### WHAT THE TASK ASKS
The answer should consist of all the records, copied exactly.

[[ MATERIAL TO PROCESS, beginning ]]

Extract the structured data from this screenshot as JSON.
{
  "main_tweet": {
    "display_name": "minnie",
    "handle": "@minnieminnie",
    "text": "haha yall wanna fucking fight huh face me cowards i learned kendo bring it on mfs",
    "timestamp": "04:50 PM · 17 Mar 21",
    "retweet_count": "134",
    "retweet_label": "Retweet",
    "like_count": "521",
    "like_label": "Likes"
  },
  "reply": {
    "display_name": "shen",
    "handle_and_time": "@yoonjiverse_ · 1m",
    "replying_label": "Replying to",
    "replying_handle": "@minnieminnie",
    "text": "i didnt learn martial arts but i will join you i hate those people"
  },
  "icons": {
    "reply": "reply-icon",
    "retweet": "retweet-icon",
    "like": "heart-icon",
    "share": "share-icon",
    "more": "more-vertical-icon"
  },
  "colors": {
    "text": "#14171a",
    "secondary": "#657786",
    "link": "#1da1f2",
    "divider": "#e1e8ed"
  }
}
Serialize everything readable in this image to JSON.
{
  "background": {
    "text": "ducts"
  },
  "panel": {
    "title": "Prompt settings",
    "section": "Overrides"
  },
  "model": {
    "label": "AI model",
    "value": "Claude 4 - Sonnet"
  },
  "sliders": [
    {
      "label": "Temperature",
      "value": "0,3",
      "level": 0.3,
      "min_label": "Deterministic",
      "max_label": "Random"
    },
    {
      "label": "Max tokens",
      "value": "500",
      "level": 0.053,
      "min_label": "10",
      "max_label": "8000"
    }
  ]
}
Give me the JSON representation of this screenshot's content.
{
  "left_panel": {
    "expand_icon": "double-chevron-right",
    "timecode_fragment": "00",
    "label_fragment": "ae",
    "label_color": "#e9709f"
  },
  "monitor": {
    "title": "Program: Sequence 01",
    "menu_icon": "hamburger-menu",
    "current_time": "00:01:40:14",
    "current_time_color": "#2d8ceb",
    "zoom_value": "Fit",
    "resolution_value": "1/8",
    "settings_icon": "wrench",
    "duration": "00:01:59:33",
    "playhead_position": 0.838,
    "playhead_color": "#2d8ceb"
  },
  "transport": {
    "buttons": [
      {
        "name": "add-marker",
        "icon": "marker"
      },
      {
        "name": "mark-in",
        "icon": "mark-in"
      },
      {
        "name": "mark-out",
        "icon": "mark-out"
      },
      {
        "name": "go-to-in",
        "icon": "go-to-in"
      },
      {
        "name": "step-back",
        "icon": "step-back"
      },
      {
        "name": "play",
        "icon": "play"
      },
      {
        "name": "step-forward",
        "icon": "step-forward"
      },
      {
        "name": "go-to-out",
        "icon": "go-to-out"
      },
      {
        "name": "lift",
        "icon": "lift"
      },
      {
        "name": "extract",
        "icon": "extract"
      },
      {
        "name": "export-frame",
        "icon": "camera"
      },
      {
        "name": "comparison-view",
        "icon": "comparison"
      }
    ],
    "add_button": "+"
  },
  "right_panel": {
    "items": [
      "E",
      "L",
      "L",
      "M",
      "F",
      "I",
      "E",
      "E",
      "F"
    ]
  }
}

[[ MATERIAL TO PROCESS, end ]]

### TASK OUTPUT
Extract the structured data from this screenshot as JSON.
{
  "main_tweet": {
    "display_name": "minnie",
    "handle": "@minnieminnie",
    "text": "haha yall wanna fucking fight huh face me cowards i learned kendo bring it on mfs",
    "timestamp": "04:50 PM · 17 Mar 21",
    "retweet_count": "134",
    "retweet_label": "Retweet",
    "like_count": "521",
    "like_label": "Likes"
  },
  "reply": {
    "display_name": "shen",
    "handle_and_time": "@yoonjiverse_ · 1m",
    "replying_label": "Replying to",
    "replying_handle": "@minnieminnie",
    "text": "i didnt learn martial arts but i will join you i hate those people"
  },
  "icons": {
    "reply": "reply-icon",
    "retweet": "retweet-icon",
    "like": "heart-icon",
    "share": "share-icon",
    "more": "more-vertical-icon"
  },
  "colors": {
    "text": "#14171a",
    "secondary": "#657786",
    "link": "#1da1f2",
    "divider": "#e1e8ed"
  }
}
Serialize everything readable in this image to JSON.
{
  "background": {
    "text": "ducts"
  },
  "panel": {
    "title": "Prompt settings",
    "section": "Overrides"
  },
  "model": {
    "label": "AI model",
    "value": "Claude 4 - Sonnet"
  },
  "sliders": [
    {
      "label": "Temperature",
      "value": "0,3",
      "level": 0.3,
      "min_label": "Deterministic",
      "max_label": "Random"
    },
    {
      "label": "Max tokens",
      "value": "500",
      "level": 0.053,
      "min_label": "10",
      "max_label": "8000"
    }
  ]
}
Give me the JSON representation of this screenshot's content.
{
  "left_panel": {
    "expand_icon": "double-chevron-right",
    "timecode_fragment": "00",
    "label_fragment": "ae",
    "label_color": "#e9709f"
  },
  "monitor": {
    "title": "Program: Sequence 01",
    "menu_icon": "hamburger-menu",
    "current_time": "00:01:40:14",
    "current_time_color": "#2d8ceb",
    "zoom_value": "Fit",
    "resolution_value": "1/8",
    "settings_icon": "wrench",
    "duration": "00:01:59:33",
    "playhead_position": 0.838,
    "playhead_color": "#2d8ceb"
  },
  "transport": {
    "buttons": [
      {
        "name": "add-marker",
        "icon": "marker"
      },
      {
        "name": "mark-in",
        "icon": "mark-in"
      },
      {
        "name": "mark-out",
        "icon": "mark-out"
      },
      {
        "name": "go-to-in",
        "icon": "go-to-in"
      },
      {
        "name": "step-back",
        "icon": "step-back"
      },
      {
        "name": "play",
        "icon": "play"
      },
      {
        "name": "step-forward",
        "icon": "step-forward"
      },
      {
        "name": "go-to-out",
        "icon": "go-to-out"
      },
      {
        "name": "lift",
        "icon": "lift"
      },
      {
        "name": "extract",
        "icon": "extract"
      },
      {
        "name": "export-frame",
        "icon": "camera"
      },
      {
        "name": "comparison-view",
        "icon": "comparison"
      }
    ],
    "add_button": "+"
  },
  "right_panel": {
    "items": [
      "E",
      "L",
      "L",
      "M",
      "F",
      "I",
      "E",
      "E",
      "F"
    ]
  }
}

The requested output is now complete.